The expected output is the data below, character for character, without its pictures.

------

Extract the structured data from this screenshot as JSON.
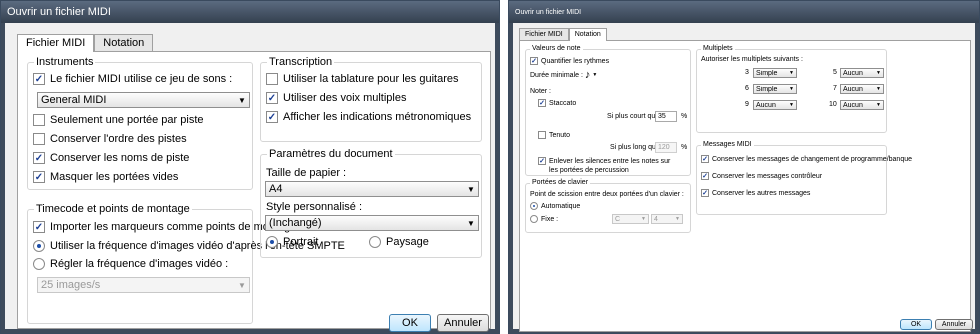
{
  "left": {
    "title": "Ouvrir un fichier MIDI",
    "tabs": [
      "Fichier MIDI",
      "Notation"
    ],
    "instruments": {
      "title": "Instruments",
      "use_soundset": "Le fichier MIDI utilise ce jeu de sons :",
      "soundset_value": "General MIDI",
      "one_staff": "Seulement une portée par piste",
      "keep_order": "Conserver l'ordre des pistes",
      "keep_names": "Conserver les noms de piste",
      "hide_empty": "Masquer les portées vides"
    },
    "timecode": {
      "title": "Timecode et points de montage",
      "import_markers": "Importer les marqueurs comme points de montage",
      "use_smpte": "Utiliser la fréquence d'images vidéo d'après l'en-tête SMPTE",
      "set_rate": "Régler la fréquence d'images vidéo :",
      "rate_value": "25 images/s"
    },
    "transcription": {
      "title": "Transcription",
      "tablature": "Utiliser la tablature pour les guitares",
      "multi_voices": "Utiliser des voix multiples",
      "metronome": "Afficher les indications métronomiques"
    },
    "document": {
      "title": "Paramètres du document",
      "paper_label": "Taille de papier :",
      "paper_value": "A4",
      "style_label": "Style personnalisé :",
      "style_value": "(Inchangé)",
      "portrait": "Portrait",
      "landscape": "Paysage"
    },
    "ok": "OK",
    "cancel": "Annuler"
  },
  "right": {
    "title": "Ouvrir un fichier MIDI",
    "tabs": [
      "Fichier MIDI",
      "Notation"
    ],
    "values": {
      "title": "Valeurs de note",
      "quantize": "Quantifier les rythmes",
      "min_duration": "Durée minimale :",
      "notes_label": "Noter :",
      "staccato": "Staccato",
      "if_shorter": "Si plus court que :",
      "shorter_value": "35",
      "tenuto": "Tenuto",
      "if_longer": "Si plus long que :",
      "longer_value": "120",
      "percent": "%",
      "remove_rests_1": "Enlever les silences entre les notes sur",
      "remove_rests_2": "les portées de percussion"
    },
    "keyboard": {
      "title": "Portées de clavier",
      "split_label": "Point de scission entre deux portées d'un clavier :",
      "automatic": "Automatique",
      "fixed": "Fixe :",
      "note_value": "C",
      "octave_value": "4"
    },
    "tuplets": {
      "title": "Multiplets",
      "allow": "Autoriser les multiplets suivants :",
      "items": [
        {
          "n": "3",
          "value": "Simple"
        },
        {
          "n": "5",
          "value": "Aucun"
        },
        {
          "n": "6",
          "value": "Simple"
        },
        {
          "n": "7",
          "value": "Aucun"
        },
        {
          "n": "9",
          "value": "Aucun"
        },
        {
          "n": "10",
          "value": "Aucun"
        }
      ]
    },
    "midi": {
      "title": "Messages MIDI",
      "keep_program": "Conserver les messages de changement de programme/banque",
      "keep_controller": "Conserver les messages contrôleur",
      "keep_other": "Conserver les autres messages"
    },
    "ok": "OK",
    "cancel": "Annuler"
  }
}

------

- Answer to the problem
Extract the structured data from this screenshot as JSON.
{
  "left": {
    "title": "Ouvrir un fichier MIDI",
    "tabs": [
      "Fichier MIDI",
      "Notation"
    ],
    "instruments": {
      "title": "Instruments",
      "use_soundset": "Le fichier MIDI utilise ce jeu de sons :",
      "soundset_value": "General MIDI",
      "one_staff": "Seulement une portée par piste",
      "keep_order": "Conserver l'ordre des pistes",
      "keep_names": "Conserver les noms de piste",
      "hide_empty": "Masquer les portées vides"
    },
    "timecode": {
      "title": "Timecode et points de montage",
      "import_markers": "Importer les marqueurs comme points de montage",
      "use_smpte": "Utiliser la fréquence d'images vidéo d'après l'en-tête SMPTE",
      "set_rate": "Régler la fréquence d'images vidéo :",
      "rate_value": "25 images/s"
    },
    "transcription": {
      "title": "Transcription",
      "tablature": "Utiliser la tablature pour les guitares",
      "multi_voices": "Utiliser des voix multiples",
      "metronome": "Afficher les indications métronomiques"
    },
    "document": {
      "title": "Paramètres du document",
      "paper_label": "Taille de papier :",
      "paper_value": "A4",
      "style_label": "Style personnalisé :",
      "style_value": "(Inchangé)",
      "portrait": "Portrait",
      "landscape": "Paysage"
    },
    "ok": "OK",
    "cancel": "Annuler"
  },
  "right": {
    "title": "Ouvrir un fichier MIDI",
    "tabs": [
      "Fichier MIDI",
      "Notation"
    ],
    "values": {
      "title": "Valeurs de note",
      "quantize": "Quantifier les rythmes",
      "min_duration": "Durée minimale :",
      "notes_label": "Noter :",
      "staccato": "Staccato",
      "if_shorter": "Si plus court que :",
      "shorter_value": "35",
      "tenuto": "Tenuto",
      "if_longer": "Si plus long que :",
      "longer_value": "120",
      "percent": "%",
      "remove_rests_1": "Enlever les silences entre les notes sur",
      "remove_rests_2": "les portées de percussion"
    },
    "keyboard": {
      "title": "Portées de clavier",
      "split_label": "Point de scission entre deux portées d'un clavier :",
      "automatic": "Automatique",
      "fixed": "Fixe :",
      "note_value": "C",
      "octave_value": "4"
    },
    "tuplets": {
      "title": "Multiplets",
      "allow": "Autoriser les multiplets suivants :",
      "items": [
        {
          "n": "3",
          "value": "Simple"
        },
        {
          "n": "5",
          "value": "Aucun"
        },
        {
          "n": "6",
          "value": "Simple"
        },
        {
          "n": "7",
          "value": "Aucun"
        },
        {
          "n": "9",
          "value": "Aucun"
        },
        {
          "n": "10",
          "value": "Aucun"
        }
      ]
    },
    "midi": {
      "title": "Messages MIDI",
      "keep_program": "Conserver les messages de changement de programme/banque",
      "keep_controller": "Conserver les messages contrôleur",
      "keep_other": "Conserver les autres messages"
    },
    "ok": "OK",
    "cancel": "Annuler"
  }
}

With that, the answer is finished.